WHAT THE TASK ASKS -
The only acceptable output is every entry, printed exactly.

DATA SUPPLIED -
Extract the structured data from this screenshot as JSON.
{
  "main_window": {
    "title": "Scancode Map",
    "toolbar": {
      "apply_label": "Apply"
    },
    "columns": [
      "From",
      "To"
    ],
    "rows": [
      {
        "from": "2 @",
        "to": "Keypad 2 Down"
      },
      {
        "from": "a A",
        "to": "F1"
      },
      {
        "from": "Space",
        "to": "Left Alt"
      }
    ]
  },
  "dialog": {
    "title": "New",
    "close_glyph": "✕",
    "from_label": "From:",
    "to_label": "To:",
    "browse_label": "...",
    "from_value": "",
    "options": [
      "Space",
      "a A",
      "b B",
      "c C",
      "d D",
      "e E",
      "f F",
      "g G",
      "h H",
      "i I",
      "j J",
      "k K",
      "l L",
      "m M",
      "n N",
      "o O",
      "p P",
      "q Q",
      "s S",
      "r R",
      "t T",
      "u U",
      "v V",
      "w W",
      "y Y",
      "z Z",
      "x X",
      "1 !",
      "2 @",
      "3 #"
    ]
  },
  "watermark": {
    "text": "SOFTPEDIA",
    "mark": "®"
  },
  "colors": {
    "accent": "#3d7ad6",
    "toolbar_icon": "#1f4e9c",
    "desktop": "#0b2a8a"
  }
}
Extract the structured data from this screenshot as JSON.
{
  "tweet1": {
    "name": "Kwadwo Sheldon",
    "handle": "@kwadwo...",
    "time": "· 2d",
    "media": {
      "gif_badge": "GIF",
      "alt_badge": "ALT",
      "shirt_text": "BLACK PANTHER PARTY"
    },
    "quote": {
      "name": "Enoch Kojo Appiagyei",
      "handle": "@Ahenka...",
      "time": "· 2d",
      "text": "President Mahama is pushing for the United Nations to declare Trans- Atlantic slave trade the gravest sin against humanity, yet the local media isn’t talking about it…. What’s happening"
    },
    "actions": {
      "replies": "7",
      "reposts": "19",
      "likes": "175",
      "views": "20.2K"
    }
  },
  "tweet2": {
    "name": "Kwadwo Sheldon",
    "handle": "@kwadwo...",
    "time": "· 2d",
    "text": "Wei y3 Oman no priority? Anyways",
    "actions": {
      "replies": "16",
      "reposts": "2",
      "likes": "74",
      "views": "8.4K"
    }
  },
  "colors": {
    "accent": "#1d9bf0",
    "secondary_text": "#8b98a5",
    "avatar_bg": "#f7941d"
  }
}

YOUR RESPONSE -
Extract the structured data from this screenshot as JSON.
{
  "main_window": {
    "title": "Scancode Map",
    "toolbar": {
      "apply_label": "Apply"
    },
    "columns": [
      "From",
      "To"
    ],
    "rows": [
      {
        "from": "2 @",
        "to": "Keypad 2 Down"
      },
      {
        "from": "a A",
        "to": "F1"
      },
      {
        "from": "Space",
        "to": "Left Alt"
      }
    ]
  },
  "dialog": {
    "title": "New",
    "close_glyph": "✕",
    "from_label": "From:",
    "to_label": "To:",
    "browse_label": "...",
    "from_value": "",
    "options": [
      "Space",
      "a A",
      "b B",
      "c C",
      "d D",
      "e E",
      "f F",
      "g G",
      "h H",
      "i I",
      "j J",
      "k K",
      "l L",
      "m M",
      "n N",
      "o O",
      "p P",
      "q Q",
      "s S",
      "r R",
      "t T",
      "u U",
      "v V",
      "w W",
      "y Y",
      "z Z",
      "x X",
      "1 !",
      "2 @",
      "3 #"
    ]
  },
  "watermark": {
    "text": "SOFTPEDIA",
    "mark": "®"
  },
  "colors": {
    "accent": "#3d7ad6",
    "toolbar_icon": "#1f4e9c",
    "desktop": "#0b2a8a"
  }
}
Extract the structured data from this screenshot as JSON.
{
  "tweet1": {
    "name": "Kwadwo Sheldon",
    "handle": "@kwadwo...",
    "time": "· 2d",
    "media": {
      "gif_badge": "GIF",
      "alt_badge": "ALT",
      "shirt_text": "BLACK PANTHER PARTY"
    },
    "quote": {
      "name": "Enoch Kojo Appiagyei",
      "handle": "@Ahenka...",
      "time": "· 2d",
      "text": "President Mahama is pushing for the United Nations to declare Trans- Atlantic slave trade the gravest sin against humanity, yet the local media isn’t talking about it…. What’s happening"
    },
    "actions": {
      "replies": "7",
      "reposts": "19",
      "likes": "175",
      "views": "20.2K"
    }
  },
  "tweet2": {
    "name": "Kwadwo Sheldon",
    "handle": "@kwadwo...",
    "time": "· 2d",
    "text": "Wei y3 Oman no priority? Anyways",
    "actions": {
      "replies": "16",
      "reposts": "2",
      "likes": "74",
      "views": "8.4K"
    }
  },
  "colors": {
    "accent": "#1d9bf0",
    "secondary_text": "#8b98a5",
    "avatar_bg": "#f7941d"
  }
}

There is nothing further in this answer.